Duncan has decided to end it all. Distraught and heartbroken, he sits down and writes a suicide note to his last five girlfriends hoping to make a point: Love doesn’t exist. After five painful break-ups, Duncan is going to show them! He pours his heart out on the page and slams his pen down. Then, the young man quickly downs a handful of pills with some tequila and collapses on his apartment floor.

So begins Julian Kemp¹s clever romantic comedy, My Last Five Girlfriends, adapted (by Kemp) from a novel by Alain de Botton. The bleak opening aside (and it’s really not that bleak), Kemp¹s film brings to mind the work of Terry Gilliam, if he was working from a script by Richard Curtis. As Duncan (a touching and very funny Brendan Patricks) slowly drifts away to his supposed death, we enter his mind as he replays those last five relationships. Kemps uses an amusement park metaphor to represent the hero’s love life. He approaches each attraction with optimism, taking in the ups and downs, the joys and fears of each relationship. The theme park is Duncan World and each woman is a different ride.

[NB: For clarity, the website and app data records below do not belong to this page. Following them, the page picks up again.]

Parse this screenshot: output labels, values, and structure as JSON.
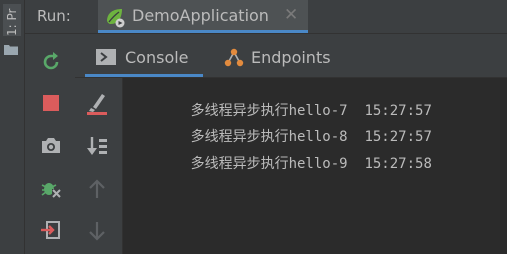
{
  "side_strip": {
    "label": "1: Pr",
    "icon": "folder-icon"
  },
  "run_panel": {
    "run_label": "Run:",
    "tab": {
      "label": "DemoApplication",
      "icon": "spring-boot-run-icon",
      "close": "✕"
    }
  },
  "toolbar": {
    "buttons": [
      "rerun-icon",
      "stop-icon",
      "camera-icon",
      "debug-bug-icon",
      "exit-icon"
    ],
    "secondary": [
      "clear-console-icon",
      "sort-down-icon",
      "arrow-up-icon",
      "arrow-down-icon"
    ]
  },
  "tabs": [
    {
      "label": "Console",
      "icon": "console-icon",
      "selected": true
    },
    {
      "label": "Endpoints",
      "icon": "endpoints-icon",
      "selected": false
    }
  ],
  "console": {
    "lines": [
      {
        "text": "多线程异步执行hello-7",
        "time": "15:27:57"
      },
      {
        "text": "多线程异步执行hello-8",
        "time": "15:27:57"
      },
      {
        "text": "多线程异步执行hello-9",
        "time": "15:27:58"
      }
    ]
  },
  "colors": {
    "background": "#2b2b2b",
    "panel": "#3c3f41",
    "accent": "#4a88c7",
    "text": "#bbbbbb",
    "rerun_green": "#59a869",
    "stop_red": "#db5c5c"
  }
}
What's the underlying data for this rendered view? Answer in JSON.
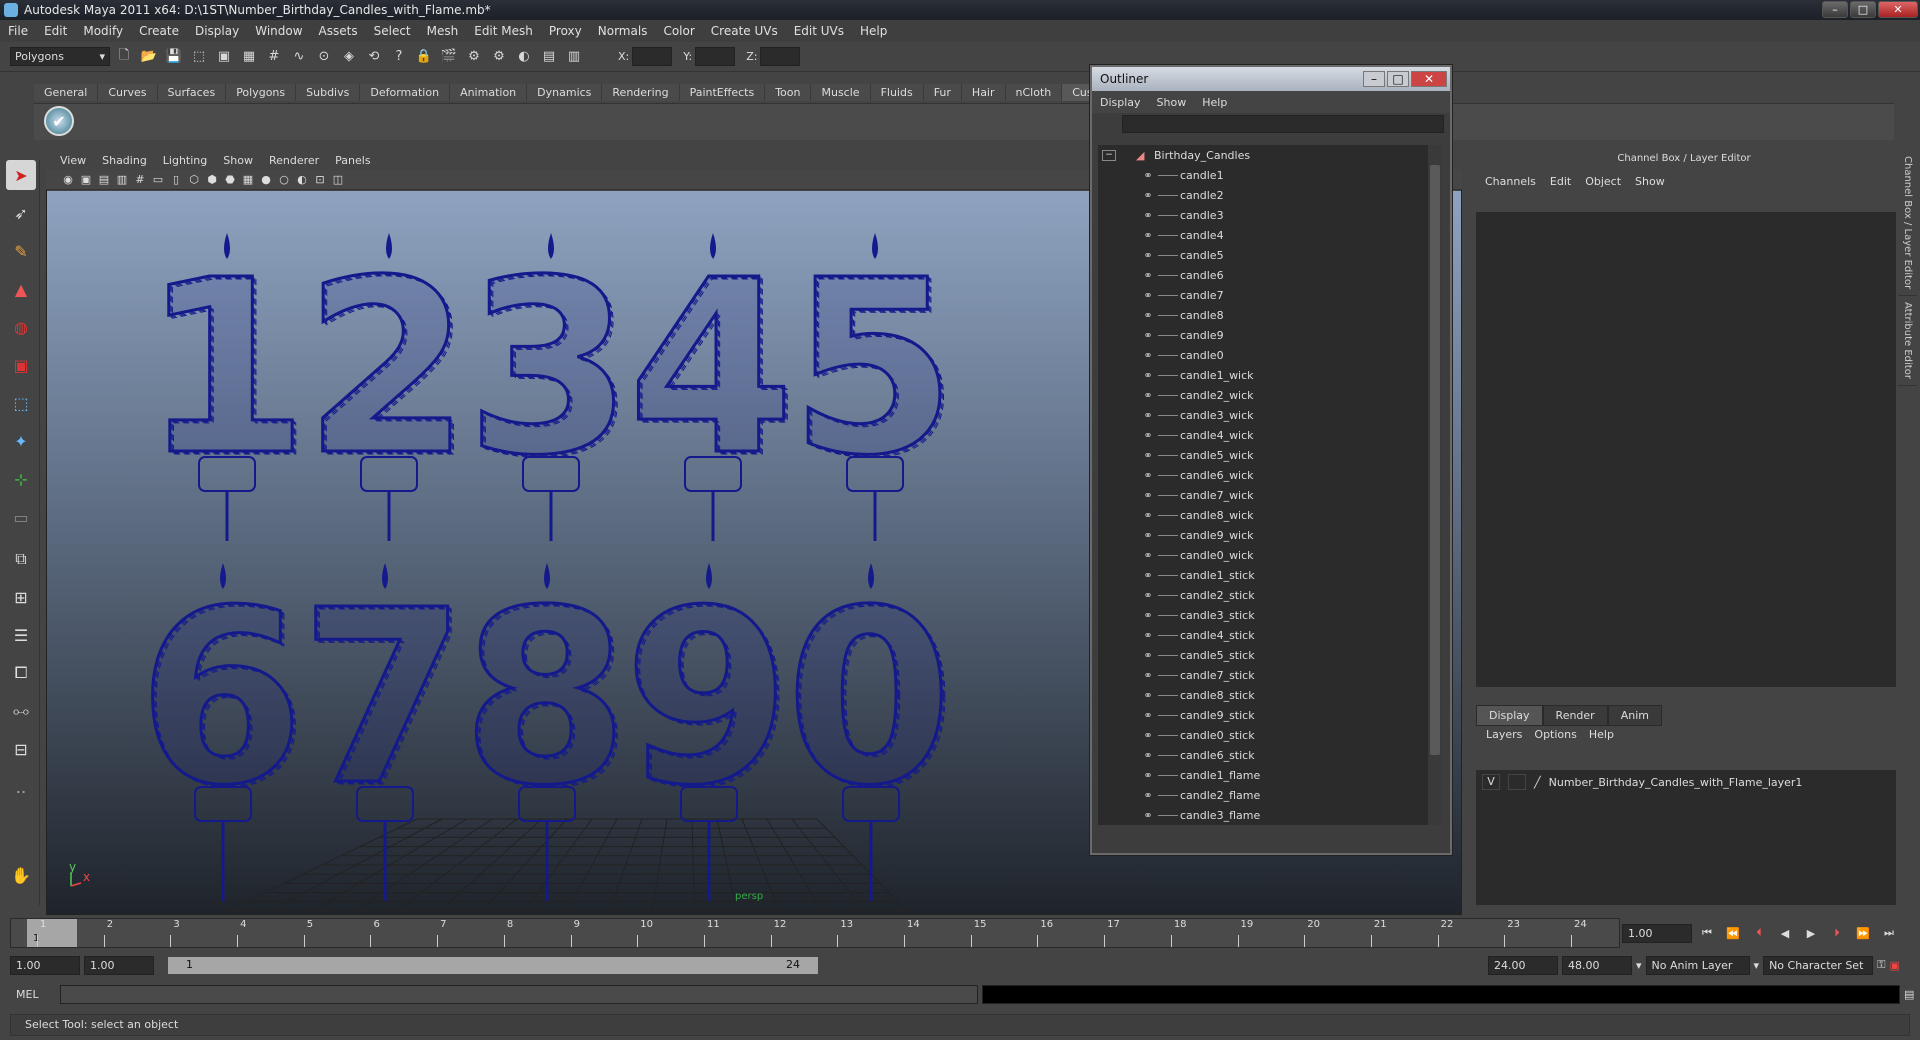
{
  "window": {
    "title": "Autodesk Maya 2011 x64: D:\\1ST\\Number_Birthday_Candles_with_Flame.mb*",
    "controls": [
      "–",
      "□",
      "✕"
    ]
  },
  "menubar": [
    "File",
    "Edit",
    "Modify",
    "Create",
    "Display",
    "Window",
    "Assets",
    "Select",
    "Mesh",
    "Edit Mesh",
    "Proxy",
    "Normals",
    "Color",
    "Create UVs",
    "Edit UVs",
    "Help"
  ],
  "statusline": {
    "mode": "Polygons",
    "x_label": "X:",
    "y_label": "Y:",
    "z_label": "Z:"
  },
  "shelf_tabs": [
    "General",
    "Curves",
    "Surfaces",
    "Polygons",
    "Subdivs",
    "Deformation",
    "Animation",
    "Dynamics",
    "Rendering",
    "PaintEffects",
    "Toon",
    "Muscle",
    "Fluids",
    "Fur",
    "Hair",
    "nCloth",
    "Cust"
  ],
  "shelf_active": "Cust",
  "panel_menu": [
    "View",
    "Shading",
    "Lighting",
    "Show",
    "Renderer",
    "Panels"
  ],
  "viewport": {
    "axis_y": "y",
    "axis_x": "x",
    "camera": "persp",
    "digits": [
      "1",
      "2",
      "3",
      "4",
      "5",
      "6",
      "7",
      "8",
      "9",
      "0"
    ],
    "wire_color": "#141a8c"
  },
  "outliner": {
    "title": "Outliner",
    "menu": [
      "Display",
      "Show",
      "Help"
    ],
    "root": "Birthday_Candles",
    "items": [
      "candle1",
      "candle2",
      "candle3",
      "candle4",
      "candle5",
      "candle6",
      "candle7",
      "candle8",
      "candle9",
      "candle0",
      "candle1_wick",
      "candle2_wick",
      "candle3_wick",
      "candle4_wick",
      "candle5_wick",
      "candle6_wick",
      "candle7_wick",
      "candle8_wick",
      "candle9_wick",
      "candle0_wick",
      "candle1_stick",
      "candle2_stick",
      "candle3_stick",
      "candle4_stick",
      "candle5_stick",
      "candle7_stick",
      "candle8_stick",
      "candle9_stick",
      "candle0_stick",
      "candle6_stick",
      "candle1_flame",
      "candle2_flame",
      "candle3_flame"
    ]
  },
  "channelbox": {
    "title": "Channel Box / Layer Editor",
    "menu": [
      "Channels",
      "Edit",
      "Object",
      "Show"
    ],
    "layer_tabs": [
      "Display",
      "Render",
      "Anim"
    ],
    "layer_menu": [
      "Layers",
      "Options",
      "Help"
    ],
    "layer_visibility": "V",
    "layer_name": "Number_Birthday_Candles_with_Flame_layer1"
  },
  "sidebar_tabs": [
    "Channel Box / Layer Editor",
    "Attribute Editor"
  ],
  "timeslider": {
    "ticks": [
      "1",
      "2",
      "3",
      "4",
      "5",
      "6",
      "7",
      "8",
      "9",
      "10",
      "11",
      "12",
      "13",
      "14",
      "15",
      "16",
      "17",
      "18",
      "19",
      "20",
      "21",
      "22",
      "23",
      "24"
    ],
    "current_frame": "1",
    "current_time_field": "1.00"
  },
  "range": {
    "start": "1.00",
    "playback_start": "1.00",
    "range_start_label": "1",
    "range_end_label": "24",
    "playback_end": "24.00",
    "end": "48.00",
    "anim_layer": "No Anim Layer",
    "character_set": "No Character Set"
  },
  "cmd": {
    "label": "MEL"
  },
  "helpline": {
    "text": "Select Tool: select an object"
  }
}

There is Wendy (Kelly Adams), lovable and fun, but never got over her ex-boyfriend; Olive (Jane March), who is a little uptight; Rhona (Cecile Cassel) who is hyper sensitive; and Natalie (Edith Bukovics) who is a bit needy. Each of these women is just a warm up for Gemma (a delightful Naomie Harris), the woman for whom Duncan falls the hardest. The first four women comprise the first half of the movie, while Duncan’s love affair with Gemma occupies the latter half of the movie. The relationship between Duncan and Gemma is sweet, natural and ultimately heartbreaking.

Patricks has a natural charm that makes him easy to watch and someone to root for. His chemistry with all five actresses is real, especially with Harris, whose smile lights up any scene she’s in. As much as you’re rooting for Duncan, you’re also rooting for the two of them to succeed. It should come as no shock that these two don’t make it. After all, the film is called My Last Five Girlfriends. However, it’s still terribly sad watching things fall apart. Sad, but funny.

In addition to writing truthful characters that are both funny and smart, Kemps uses the film medium to create whimsical and inventive visual tricks to tell his story. While being pleasantly entertained by the romantic comedy of the film, there’s no doubt you’ll also be equally entertained on a visceral level.

My Last Five Girlfriends was a selection for this year’s Tribeca Film Festival. The filmmakers struck a deal with the festival to make this film immediately available through streaming on You Tube until June 16th. You can access it here. At just $5.99, My Last Five Girlfriends is worth that price, and much more.